“Weird Al” Yankovic
In the realm of parody music, Weird Al is the undisputed king. His long and successful career has spawned a staggering library of parodies and covers of unparalleled quality and hilarity. From his humble beginnings as an architect school dropout, Weird Al has released 13 albums in his 25-year career and continues to produce critically-acclaimed songs for a new generation of parody music lovers. To date, Weird Al’s Straight Outta Lynwood is the only parody album to ever crack the top-selling albums lists.
Weird Al and his band’s versatility and raw musical talent make most of their covers-especially their recent work-virtually identical to the original in sound and style. The difference is in Al’s twisted take on the lyrics. Whether he’s singing “Another One Rides the Bus” instead of “Another One Bites the Dust,” or “My Bologna” instead of “My Sharona,” Al’s ideas are always off-the-wall and subtly brilliant.
Weird Al dominates the parody music industry so completely that many songs by lesser-known artists are mistakenly attributed to Al and spread through the internet by peer-to-peer sharing applications. True Al fans are not so easy fooled, however. They know if it’s not quality and not funny, it’s not Al.
Flight of the Conchords
Endearingly foreign and hilariously nerdy, Bret McKenzie and Jermaine Clement of Flight of the Conchords are a New Zealand folk comedy duo with an impressive repertoire of parody music. Their songs range from head-bumping hip-hop tunes to catchy acoustic ballads, all with brilliantly funny lyrics that will play themselves over and over in your head for weeks. The Conchords don’t parody songs in the traditional sense; instead they lampoon entire genres at once. Their decidedly unsexy “Sugar Lumps,” for example, is a riff on sexually-fueled gangster rap, and their delicate “Most Beautiful Girl in the Room” pokes fun at sappy love songs.
Flight of the Conchords compliments their excellent parody music with a well-received HBO comedy series. While the show’s writing has its ups and downs, it allows the wonky personalities of Bret and Jermaine to shine through beautifully and showcases plenty of Choncords tunes.
Jack Black and his brother Kyle-together known as Tenacious D-don’t parody music in the traditional sense; their songs are more a humorous homage to their heavy metal heroes. Ridiculously dramatic and vulgar enough to make even a frat boy blush, Tenacious D produces a perfect storm of catchy guitar riffs and memorable lyrics.

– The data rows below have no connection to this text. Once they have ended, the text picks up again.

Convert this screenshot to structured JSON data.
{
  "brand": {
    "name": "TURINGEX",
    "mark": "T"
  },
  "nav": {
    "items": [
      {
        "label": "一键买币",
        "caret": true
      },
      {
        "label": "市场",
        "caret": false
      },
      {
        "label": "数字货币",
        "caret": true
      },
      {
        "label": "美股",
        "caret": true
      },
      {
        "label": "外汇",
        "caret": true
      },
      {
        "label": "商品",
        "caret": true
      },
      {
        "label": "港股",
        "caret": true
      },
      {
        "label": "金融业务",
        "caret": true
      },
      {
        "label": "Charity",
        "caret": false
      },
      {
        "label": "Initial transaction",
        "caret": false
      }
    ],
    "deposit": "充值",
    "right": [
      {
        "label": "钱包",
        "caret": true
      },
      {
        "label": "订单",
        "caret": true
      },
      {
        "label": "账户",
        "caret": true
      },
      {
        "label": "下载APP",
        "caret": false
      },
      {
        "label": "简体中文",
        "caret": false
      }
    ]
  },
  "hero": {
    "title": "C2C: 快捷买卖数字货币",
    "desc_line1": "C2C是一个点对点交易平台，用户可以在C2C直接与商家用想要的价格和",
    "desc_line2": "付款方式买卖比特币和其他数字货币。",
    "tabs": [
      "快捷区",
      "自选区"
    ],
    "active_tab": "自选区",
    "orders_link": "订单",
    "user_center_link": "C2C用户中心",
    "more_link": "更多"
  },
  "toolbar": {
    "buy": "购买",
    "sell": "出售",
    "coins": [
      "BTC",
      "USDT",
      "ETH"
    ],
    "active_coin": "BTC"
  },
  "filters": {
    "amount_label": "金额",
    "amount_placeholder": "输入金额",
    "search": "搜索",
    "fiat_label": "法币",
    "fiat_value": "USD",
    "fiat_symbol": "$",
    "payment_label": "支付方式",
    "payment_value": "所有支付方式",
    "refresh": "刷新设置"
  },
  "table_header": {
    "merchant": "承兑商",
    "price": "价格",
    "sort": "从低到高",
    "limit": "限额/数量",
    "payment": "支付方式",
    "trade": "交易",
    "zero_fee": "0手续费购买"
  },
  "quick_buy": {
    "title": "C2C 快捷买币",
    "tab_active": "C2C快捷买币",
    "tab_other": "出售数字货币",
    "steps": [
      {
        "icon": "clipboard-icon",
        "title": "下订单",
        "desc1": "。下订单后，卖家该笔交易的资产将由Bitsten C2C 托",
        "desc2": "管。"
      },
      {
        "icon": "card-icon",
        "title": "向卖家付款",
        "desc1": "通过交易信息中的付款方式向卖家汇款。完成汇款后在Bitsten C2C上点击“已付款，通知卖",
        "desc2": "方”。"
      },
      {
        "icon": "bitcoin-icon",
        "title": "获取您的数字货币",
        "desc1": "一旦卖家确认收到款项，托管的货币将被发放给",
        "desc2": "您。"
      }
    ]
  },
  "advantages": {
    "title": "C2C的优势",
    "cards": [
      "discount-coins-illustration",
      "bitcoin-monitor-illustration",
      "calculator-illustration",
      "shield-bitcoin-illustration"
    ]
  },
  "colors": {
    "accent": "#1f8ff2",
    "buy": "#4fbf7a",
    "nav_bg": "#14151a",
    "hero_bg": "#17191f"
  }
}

The band reached its zenith with the Tenacious D TV show and the movie Tenacious D in the Pick of Destiny with its rock-fueled stories and antics from Jack and Kyle. It remains unclear whether the band will continue to release albums, but should the band be discontinued today it would leave behind a respectable catalog of quasi- parody music–and plenty of rock-melted faces.